Leveraging Routing in Fat Trees (RIFT) Zero Touch Provisioning (ZTP) for EVPN-VXLAN fabrics with Auto-EVPN
There’s no question that the go-to in modern data center designs is an IP fabric to provide base connectivity, overlaid with EVPN-VXLAN to provide end-to-end networking. Today, IP fabrics are commoditized just like the x86 hosts that are connected to the fabric.
Provisioning EVPN-VXLAN overlays in data center fabrics without a controller or orchestration is considered a complex task since it requires over 100 lines of configuration per node for a simple scenario. For example, imagine what it would take to configure complex architectures and provision tunnels over a large fabric with tens – or even hundreds – of nodes.
New IETF Draft Addresses EVPN Complexity
In this blog, we’ll examine a new feature the Internet Engineering Task Force (IETF) is developing that helps operators provision an EVPN-VXLAN overlay on top of a RIFT IP fabric with minimal configuration: Auto-EVPN. In the name itself, Auto-EVPN already gives away some of its workings. Currently, the Auto-EVPN feature is in draft status, meaning it isn’t standardized in an RFC or publicly available yet.
Leveraging the Underlay to Provision the Overlay
While the “What is the best data center underlay?” discussion will probably never settle the newest kid on the block, Routing in Fat Trees (RIFT) offers several interesting features that can make network operators’ lives a whole lot easier. Think about minimal configuration leveraging Zero Touch Provisioning (ZTP), unequal load balancing and highly optimized flooding, to name a few.
RIFT ZTP allows a node to disseminate Key-Value information contained in Key-Value Topology Information Elements (KV-TIEs) within the fabric underlay. These KV-TIEs can contain any information and therefore, they can be used for many purposes, including the provisioning of overlays.

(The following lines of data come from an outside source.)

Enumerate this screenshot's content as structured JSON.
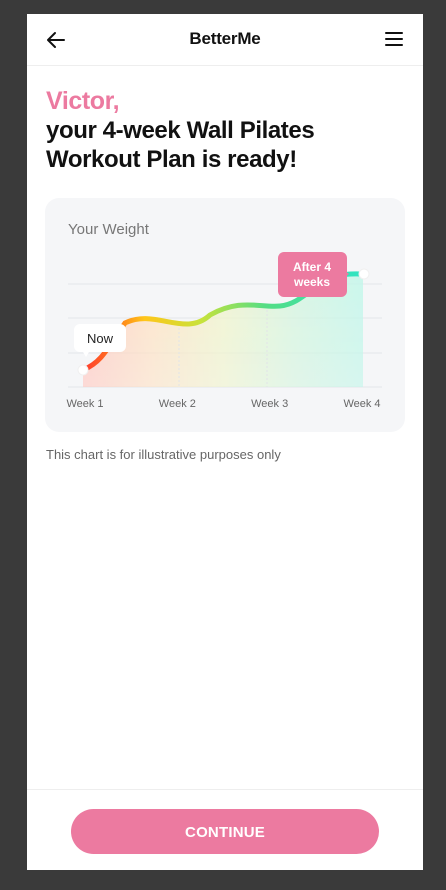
{
  "header": {
    "brand": "BetterMe",
    "back_icon": "arrow-left-icon",
    "menu_icon": "hamburger-menu-icon"
  },
  "headline": {
    "name": "Victor,",
    "title": "your 4-week Wall Pilates Workout Plan is ready!"
  },
  "chart_card": {
    "title": "Your Weight",
    "now_label": "Now",
    "after_label_line1": "After 4",
    "after_label_line2": "weeks"
  },
  "chart_data": {
    "type": "area",
    "title": "Your Weight",
    "categories": [
      "Week 1",
      "Week 2",
      "Week 3",
      "Week 4"
    ],
    "grid": true,
    "annotations": [
      "Now",
      "After 4 weeks"
    ]
  },
  "disclaimer": "This chart is for illustrative purposes only",
  "footer": {
    "continue_label": "CONTINUE"
  },
  "colors": {
    "accent": "#ec7aa0",
    "background": "#3a3a3a",
    "card": "#f5f6f8"
  }
}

Each EVPN service model has its own set of deployment requirements. For example, a functional BGP overlay is necessary to exchange EVPN Network Layer Reachability Information (NLRI), regardless of the service model. Furthermore, there are many variables, such as each node’s loopback address and AS number for the BGP session. Some of these variables may be coordinated across each node in a network, but are locally significant to a node (e.g. route distinguishers). Similarly, the calculation of some variables is local to each device. In order to fully provision EVPN in an IP fabric, there are a few requirements, including: a perfectly working underlay that offers reachability, IP and ASN plan, IBGP full mesh configuration or route reflectors to advertise EVPN NLRIs to the nodes, a MAC-VRF and VLANS defined, etc. It’s easy to see where those hundreds of lines of configuration we’ve previously mentioned come from.
Deploying RIFT with Auto-EVPN Enabled

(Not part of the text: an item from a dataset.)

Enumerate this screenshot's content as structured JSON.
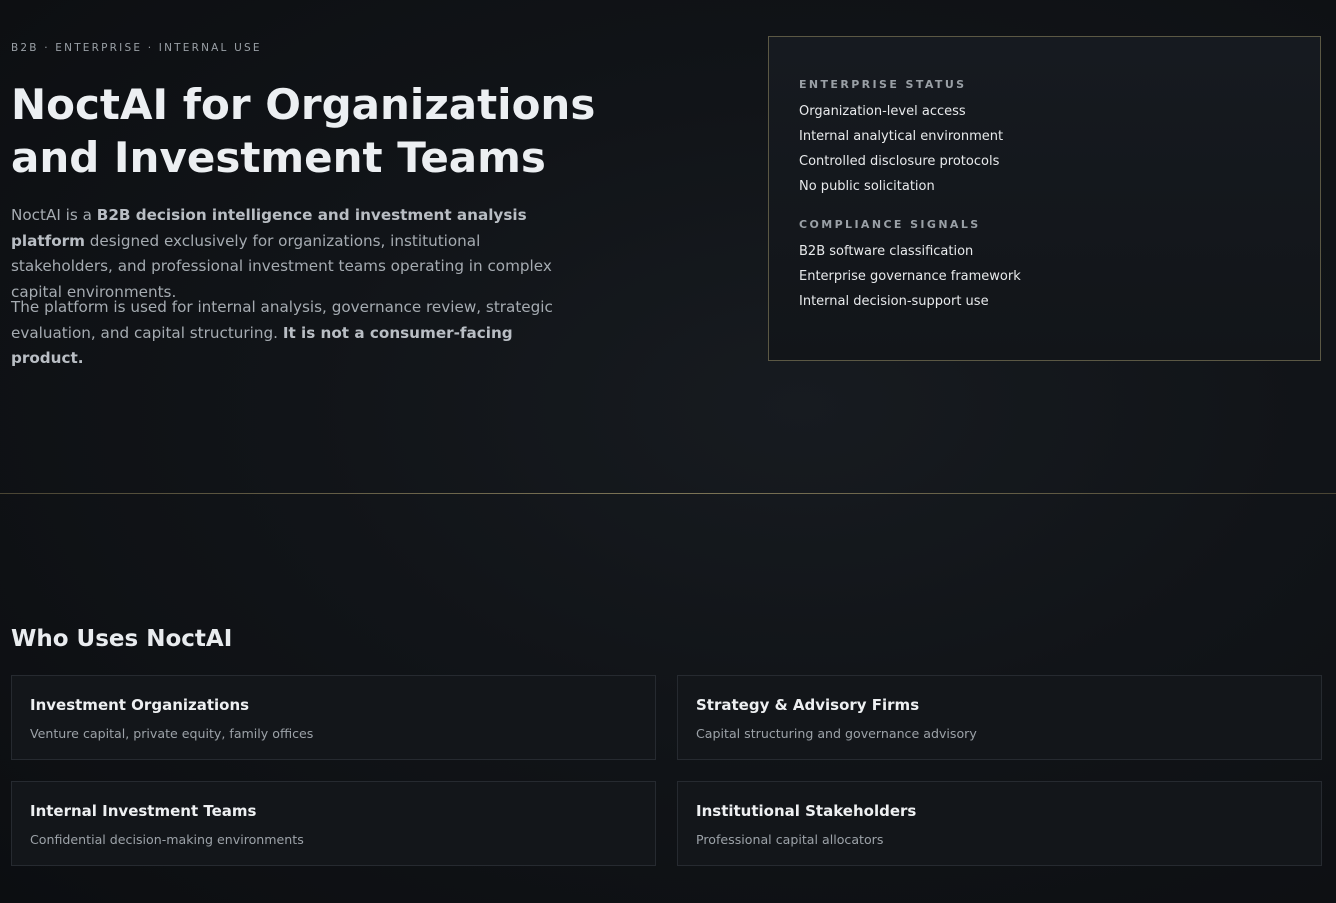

A RIFT underlay contains enough topology information in each node to calculate the necessary variables automatically. In a greenfield fabric deployment, the nodes are only required to have IPv6 address configured on each interface and enable RIFT protocol with the Auto-EVPN feature.
Once RIFT is activated with the Auto-EVPN feature, it automatically provisions the nodes that take part in the EVPN overlay with fabric/edge interfaces, node roles and address plans. It also configures Top of Fabric nodes as BGP route reflectors, establishes IBGP sessions with nodes in the fabric and uses those sessions to exchange the MAC/IP information that EVPN needs, including MAC-VRF and pre-defined VLANS.

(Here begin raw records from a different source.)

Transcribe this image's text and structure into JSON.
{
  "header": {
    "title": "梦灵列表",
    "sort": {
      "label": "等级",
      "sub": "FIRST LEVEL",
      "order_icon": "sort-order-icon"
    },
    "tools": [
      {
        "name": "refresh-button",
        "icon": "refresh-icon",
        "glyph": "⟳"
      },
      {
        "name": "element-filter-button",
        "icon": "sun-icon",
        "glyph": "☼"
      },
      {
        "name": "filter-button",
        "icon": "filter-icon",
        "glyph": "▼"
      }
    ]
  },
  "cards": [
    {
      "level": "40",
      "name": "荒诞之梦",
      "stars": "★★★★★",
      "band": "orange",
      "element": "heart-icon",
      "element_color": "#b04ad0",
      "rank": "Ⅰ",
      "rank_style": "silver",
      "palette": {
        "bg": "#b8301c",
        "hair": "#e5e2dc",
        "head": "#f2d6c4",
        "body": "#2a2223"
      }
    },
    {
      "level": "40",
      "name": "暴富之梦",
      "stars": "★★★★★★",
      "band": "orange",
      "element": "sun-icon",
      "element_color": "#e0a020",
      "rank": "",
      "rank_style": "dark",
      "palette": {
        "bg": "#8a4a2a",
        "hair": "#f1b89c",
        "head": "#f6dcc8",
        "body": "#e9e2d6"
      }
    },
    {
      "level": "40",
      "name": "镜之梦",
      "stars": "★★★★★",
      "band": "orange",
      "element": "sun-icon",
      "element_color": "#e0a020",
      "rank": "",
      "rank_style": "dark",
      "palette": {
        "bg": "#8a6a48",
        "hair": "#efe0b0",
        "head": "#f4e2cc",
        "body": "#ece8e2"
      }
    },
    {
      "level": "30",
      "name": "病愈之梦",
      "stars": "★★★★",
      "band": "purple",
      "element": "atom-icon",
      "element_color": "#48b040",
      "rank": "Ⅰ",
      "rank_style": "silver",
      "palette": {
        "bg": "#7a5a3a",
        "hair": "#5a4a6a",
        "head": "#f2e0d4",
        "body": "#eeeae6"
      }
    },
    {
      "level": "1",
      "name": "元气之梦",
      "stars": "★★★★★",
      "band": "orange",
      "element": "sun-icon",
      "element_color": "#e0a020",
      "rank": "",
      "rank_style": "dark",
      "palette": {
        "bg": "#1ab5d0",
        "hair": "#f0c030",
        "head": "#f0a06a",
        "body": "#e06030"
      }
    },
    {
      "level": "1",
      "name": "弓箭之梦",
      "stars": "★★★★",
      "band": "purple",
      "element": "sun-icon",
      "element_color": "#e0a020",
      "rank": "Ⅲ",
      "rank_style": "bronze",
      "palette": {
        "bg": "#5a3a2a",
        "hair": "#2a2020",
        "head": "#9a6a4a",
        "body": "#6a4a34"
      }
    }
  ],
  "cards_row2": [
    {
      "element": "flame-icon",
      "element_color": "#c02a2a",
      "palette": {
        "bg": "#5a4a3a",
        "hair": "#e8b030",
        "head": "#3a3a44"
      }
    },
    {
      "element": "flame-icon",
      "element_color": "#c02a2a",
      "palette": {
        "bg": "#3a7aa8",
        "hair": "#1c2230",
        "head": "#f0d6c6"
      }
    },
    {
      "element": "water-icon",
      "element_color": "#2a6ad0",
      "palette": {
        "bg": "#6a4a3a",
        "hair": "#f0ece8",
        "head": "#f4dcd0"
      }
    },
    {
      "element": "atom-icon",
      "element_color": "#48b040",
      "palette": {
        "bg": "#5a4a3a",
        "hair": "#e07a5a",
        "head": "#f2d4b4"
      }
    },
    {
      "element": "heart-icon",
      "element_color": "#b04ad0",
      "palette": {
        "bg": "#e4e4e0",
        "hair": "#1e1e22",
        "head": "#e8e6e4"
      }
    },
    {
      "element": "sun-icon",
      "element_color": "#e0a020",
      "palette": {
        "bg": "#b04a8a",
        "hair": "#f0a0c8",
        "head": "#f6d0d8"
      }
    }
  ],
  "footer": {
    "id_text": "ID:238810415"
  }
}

Now that our IP fabric is running RIFT in the underlay and EVPN in the overlay, we can leverage that overlay to tunnel Layer 2 packets with VXLAN by simply configuring the leaf nodes (or servers, in case they are participating in RIFT) with the correct VLANs that are defined in the MAC-VRF.
What About Controllers?
In this case, the fabric operator still must provide and configure MAC-VRFs and define VLANs on the edge nodes. That’s where a controller is still of huge value. Additionally, a controller can configure and manage ports and VLANs on the end-nodes or hosts, further simplifying and easing the network operator’s life. A controller also brings additional value by providing monitoring and analytics capabilities to further streamline operations.
In smaller or less-dynamic fabrics, Auto-EVPN helps save time and provides a consistent and reliable method to provisioning EVPN-VXLAN overlay networks. Auto-EVPN also gives the operator additional tools and possibilities, including the extension of Auto-EVPN to the host through a containerized routing stack.